__TASK STATEMENT__
Set down all of the data again, character for character.
====== GIVEN ENTRIES ======
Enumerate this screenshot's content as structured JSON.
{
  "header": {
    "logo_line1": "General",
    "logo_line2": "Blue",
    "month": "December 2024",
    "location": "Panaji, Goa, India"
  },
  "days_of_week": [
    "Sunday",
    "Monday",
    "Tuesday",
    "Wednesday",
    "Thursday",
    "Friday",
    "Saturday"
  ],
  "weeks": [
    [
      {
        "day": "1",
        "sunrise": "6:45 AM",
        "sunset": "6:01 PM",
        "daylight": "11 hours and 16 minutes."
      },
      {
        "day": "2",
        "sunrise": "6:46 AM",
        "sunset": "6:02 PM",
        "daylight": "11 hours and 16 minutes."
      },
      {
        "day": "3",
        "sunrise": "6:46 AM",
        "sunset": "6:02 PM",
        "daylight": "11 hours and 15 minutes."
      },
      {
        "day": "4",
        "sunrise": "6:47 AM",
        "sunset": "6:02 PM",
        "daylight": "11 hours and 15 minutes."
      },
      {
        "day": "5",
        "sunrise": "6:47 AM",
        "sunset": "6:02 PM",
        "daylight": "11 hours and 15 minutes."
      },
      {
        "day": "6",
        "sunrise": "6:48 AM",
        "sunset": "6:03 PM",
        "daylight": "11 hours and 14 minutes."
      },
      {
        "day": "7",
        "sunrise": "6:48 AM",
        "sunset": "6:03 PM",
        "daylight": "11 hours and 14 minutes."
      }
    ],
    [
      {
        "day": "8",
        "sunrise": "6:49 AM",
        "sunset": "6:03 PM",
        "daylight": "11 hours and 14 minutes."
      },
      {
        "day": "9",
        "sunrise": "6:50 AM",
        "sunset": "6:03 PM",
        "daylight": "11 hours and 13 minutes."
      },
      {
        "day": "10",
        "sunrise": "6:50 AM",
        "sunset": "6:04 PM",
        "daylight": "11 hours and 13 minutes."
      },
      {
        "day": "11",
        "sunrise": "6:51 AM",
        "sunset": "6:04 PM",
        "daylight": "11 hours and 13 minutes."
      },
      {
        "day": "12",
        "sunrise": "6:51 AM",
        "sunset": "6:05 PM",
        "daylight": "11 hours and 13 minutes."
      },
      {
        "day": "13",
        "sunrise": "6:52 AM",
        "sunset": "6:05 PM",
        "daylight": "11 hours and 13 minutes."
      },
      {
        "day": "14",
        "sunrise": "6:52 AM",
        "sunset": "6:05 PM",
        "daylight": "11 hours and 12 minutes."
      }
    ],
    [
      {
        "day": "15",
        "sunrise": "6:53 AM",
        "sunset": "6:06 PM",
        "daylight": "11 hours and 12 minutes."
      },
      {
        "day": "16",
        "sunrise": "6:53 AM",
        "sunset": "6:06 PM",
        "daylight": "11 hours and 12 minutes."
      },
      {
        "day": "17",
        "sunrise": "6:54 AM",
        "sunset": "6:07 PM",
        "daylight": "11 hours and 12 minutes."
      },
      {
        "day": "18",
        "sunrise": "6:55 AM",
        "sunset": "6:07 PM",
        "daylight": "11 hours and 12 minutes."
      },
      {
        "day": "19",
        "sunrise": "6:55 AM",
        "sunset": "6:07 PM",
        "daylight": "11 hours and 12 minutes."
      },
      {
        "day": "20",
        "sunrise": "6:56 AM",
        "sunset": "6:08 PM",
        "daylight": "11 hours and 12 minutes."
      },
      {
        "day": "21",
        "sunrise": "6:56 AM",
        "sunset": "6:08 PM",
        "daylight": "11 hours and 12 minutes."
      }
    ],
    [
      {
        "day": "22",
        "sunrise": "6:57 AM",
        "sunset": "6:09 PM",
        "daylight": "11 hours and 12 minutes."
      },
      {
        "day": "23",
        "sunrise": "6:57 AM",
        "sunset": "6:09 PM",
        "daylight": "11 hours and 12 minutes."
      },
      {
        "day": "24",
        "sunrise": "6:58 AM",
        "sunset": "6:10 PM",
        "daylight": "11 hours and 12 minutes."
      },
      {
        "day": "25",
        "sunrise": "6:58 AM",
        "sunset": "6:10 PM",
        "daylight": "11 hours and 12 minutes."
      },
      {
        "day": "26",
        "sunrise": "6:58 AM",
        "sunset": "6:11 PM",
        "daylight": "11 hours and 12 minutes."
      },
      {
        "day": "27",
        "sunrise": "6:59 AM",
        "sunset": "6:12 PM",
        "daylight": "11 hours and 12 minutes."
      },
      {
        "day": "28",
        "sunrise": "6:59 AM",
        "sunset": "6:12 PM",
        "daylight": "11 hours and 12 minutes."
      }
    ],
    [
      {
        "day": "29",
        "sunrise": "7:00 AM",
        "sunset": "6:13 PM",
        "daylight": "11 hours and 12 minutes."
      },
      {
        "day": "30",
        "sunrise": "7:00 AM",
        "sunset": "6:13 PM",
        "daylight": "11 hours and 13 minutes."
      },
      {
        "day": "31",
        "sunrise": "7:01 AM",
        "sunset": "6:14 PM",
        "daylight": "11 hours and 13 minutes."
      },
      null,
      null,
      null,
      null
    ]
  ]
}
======
__ANSWER BELOW__
Enumerate this screenshot's content as structured JSON.
{
  "header": {
    "logo_line1": "General",
    "logo_line2": "Blue",
    "month": "December 2024",
    "location": "Panaji, Goa, India"
  },
  "days_of_week": [
    "Sunday",
    "Monday",
    "Tuesday",
    "Wednesday",
    "Thursday",
    "Friday",
    "Saturday"
  ],
  "weeks": [
    [
      {
        "day": "1",
        "sunrise": "6:45 AM",
        "sunset": "6:01 PM",
        "daylight": "11 hours and 16 minutes."
      },
      {
        "day": "2",
        "sunrise": "6:46 AM",
        "sunset": "6:02 PM",
        "daylight": "11 hours and 16 minutes."
      },
      {
        "day": "3",
        "sunrise": "6:46 AM",
        "sunset": "6:02 PM",
        "daylight": "11 hours and 15 minutes."
      },
      {
        "day": "4",
        "sunrise": "6:47 AM",
        "sunset": "6:02 PM",
        "daylight": "11 hours and 15 minutes."
      },
      {
        "day": "5",
        "sunrise": "6:47 AM",
        "sunset": "6:02 PM",
        "daylight": "11 hours and 15 minutes."
      },
      {
        "day": "6",
        "sunrise": "6:48 AM",
        "sunset": "6:03 PM",
        "daylight": "11 hours and 14 minutes."
      },
      {
        "day": "7",
        "sunrise": "6:48 AM",
        "sunset": "6:03 PM",
        "daylight": "11 hours and 14 minutes."
      }
    ],
    [
      {
        "day": "8",
        "sunrise": "6:49 AM",
        "sunset": "6:03 PM",
        "daylight": "11 hours and 14 minutes."
      },
      {
        "day": "9",
        "sunrise": "6:50 AM",
        "sunset": "6:03 PM",
        "daylight": "11 hours and 13 minutes."
      },
      {
        "day": "10",
        "sunrise": "6:50 AM",
        "sunset": "6:04 PM",
        "daylight": "11 hours and 13 minutes."
      },
      {
        "day": "11",
        "sunrise": "6:51 AM",
        "sunset": "6:04 PM",
        "daylight": "11 hours and 13 minutes."
      },
      {
        "day": "12",
        "sunrise": "6:51 AM",
        "sunset": "6:05 PM",
        "daylight": "11 hours and 13 minutes."
      },
      {
        "day": "13",
        "sunrise": "6:52 AM",
        "sunset": "6:05 PM",
        "daylight": "11 hours and 13 minutes."
      },
      {
        "day": "14",
        "sunrise": "6:52 AM",
        "sunset": "6:05 PM",
        "daylight": "11 hours and 12 minutes."
      }
    ],
    [
      {
        "day": "15",
        "sunrise": "6:53 AM",
        "sunset": "6:06 PM",
        "daylight": "11 hours and 12 minutes."
      },
      {
        "day": "16",
        "sunrise": "6:53 AM",
        "sunset": "6:06 PM",
        "daylight": "11 hours and 12 minutes."
      },
      {
        "day": "17",
        "sunrise": "6:54 AM",
        "sunset": "6:07 PM",
        "daylight": "11 hours and 12 minutes."
      },
      {
        "day": "18",
        "sunrise": "6:55 AM",
        "sunset": "6:07 PM",
        "daylight": "11 hours and 12 minutes."
      },
      {
        "day": "19",
        "sunrise": "6:55 AM",
        "sunset": "6:07 PM",
        "daylight": "11 hours and 12 minutes."
      },
      {
        "day": "20",
        "sunrise": "6:56 AM",
        "sunset": "6:08 PM",
        "daylight": "11 hours and 12 minutes."
      },
      {
        "day": "21",
        "sunrise": "6:56 AM",
        "sunset": "6:08 PM",
        "daylight": "11 hours and 12 minutes."
      }
    ],
    [
      {
        "day": "22",
        "sunrise": "6:57 AM",
        "sunset": "6:09 PM",
        "daylight": "11 hours and 12 minutes."
      },
      {
        "day": "23",
        "sunrise": "6:57 AM",
        "sunset": "6:09 PM",
        "daylight": "11 hours and 12 minutes."
      },
      {
        "day": "24",
        "sunrise": "6:58 AM",
        "sunset": "6:10 PM",
        "daylight": "11 hours and 12 minutes."
      },
      {
        "day": "25",
        "sunrise": "6:58 AM",
        "sunset": "6:10 PM",
        "daylight": "11 hours and 12 minutes."
      },
      {
        "day": "26",
        "sunrise": "6:58 AM",
        "sunset": "6:11 PM",
        "daylight": "11 hours and 12 minutes."
      },
      {
        "day": "27",
        "sunrise": "6:59 AM",
        "sunset": "6:12 PM",
        "daylight": "11 hours and 12 minutes."
      },
      {
        "day": "28",
        "sunrise": "6:59 AM",
        "sunset": "6:12 PM",
        "daylight": "11 hours and 12 minutes."
      }
    ],
    [
      {
        "day": "29",
        "sunrise": "7:00 AM",
        "sunset": "6:13 PM",
        "daylight": "11 hours and 12 minutes."
      },
      {
        "day": "30",
        "sunrise": "7:00 AM",
        "sunset": "6:13 PM",
        "daylight": "11 hours and 13 minutes."
      },
      {
        "day": "31",
        "sunrise": "7:01 AM",
        "sunset": "6:14 PM",
        "daylight": "11 hours and 13 minutes."
      },
      null,
      null,
      null,
      null
    ]
  ]
}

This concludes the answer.